Wolf 1061c orbits the relatively cool and stable star every 18 days at a distance approximately 10 percent Earth’s orbit of the sun. In our solar system that would spell immediate doom, however since the star is so cool (3,300 Kelvin compared to our Sun at 5,800 Kelvin), the potential for life is there, and astronomers are thrilled. “This discovery is especially exciting because the star is extremely calm," Wright told Stuart Gary of ABC News. "Most red dwarfs are very active, giving out X-ray bursts and super flares, which spells doom for any life, given the habitable zone is so close into these stars.”
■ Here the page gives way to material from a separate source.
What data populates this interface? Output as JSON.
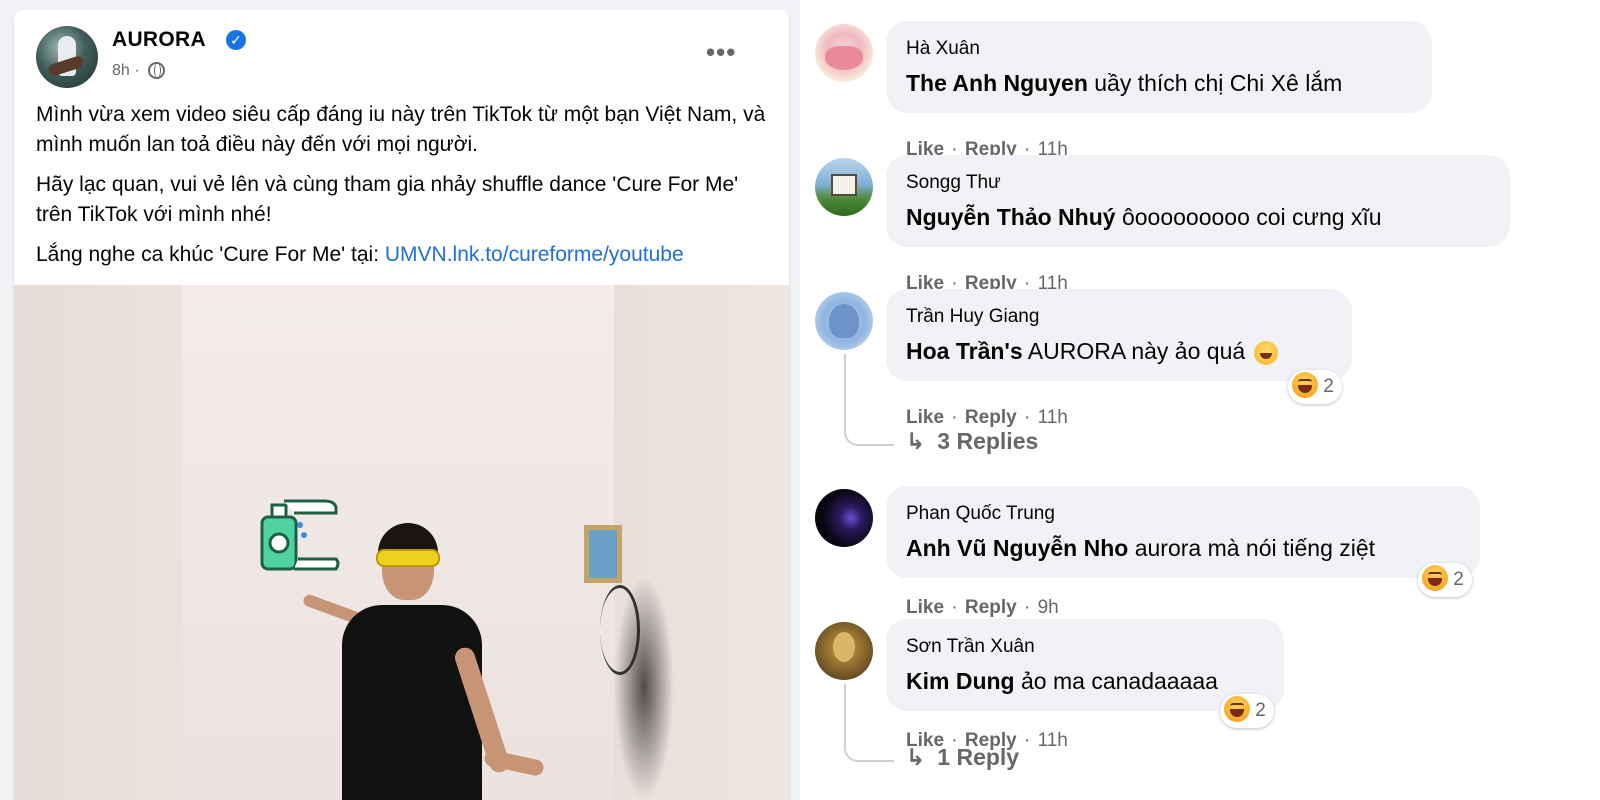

Wright also added that the proximity of Wolf 1061c to its sun indicates that it is likely “tidally locked” — meaning one side will always be facing the star. “This changes the circumstances on the surface of the planet substantially,” he told Marcus Strom at The Sydney Morning Herald. “You have one very hot side and one very cool side.”
The team made the discovery analyzing more than a decade’s worth of observations of Wolf 1061 collected by the High Accuracy Radial Velocity Planet Searcher (HARPS) spectrograph, located on the European Southern Observatory’s 3.6 meter telescope in La Silla, Chile. They applied the “doppler wobble method” to identify the planets, which picks up on signal changes due to smaller objects like planets orbiting larger objects like stars.
“The close proximity of the planets around Wolf 1061 means there is a good chance these planets may pass across the face of the star. If they do, then it may be possible to study the atmospheres of these planets in the future to see whether they would be conducive to life,” explained team member UNSW's Dr. Rob Wittenmyer.
The discovery of rocky planets that resemble Earth is nothing new — they are actually quite abundant in our galaxy. However, most of these exoplanets have been discovered hundreds and even thousands of light years away.
“It is fascinating to look out at the vastness of space and think a star so very close to us — a near neighbour — could host a habitable planet,” said Wright.
Almost like it was right under our noses.
Ever wonder how scientists find these "Earth-like" planets? Read The Hunt is On: How Scientists Look For Alien Life
*Editor's Note (January 4): The original article compared the distance to Wolf 1061c with the average distance to Mars. For clarity, this has been changed to the minimum and maximum distance to Mars.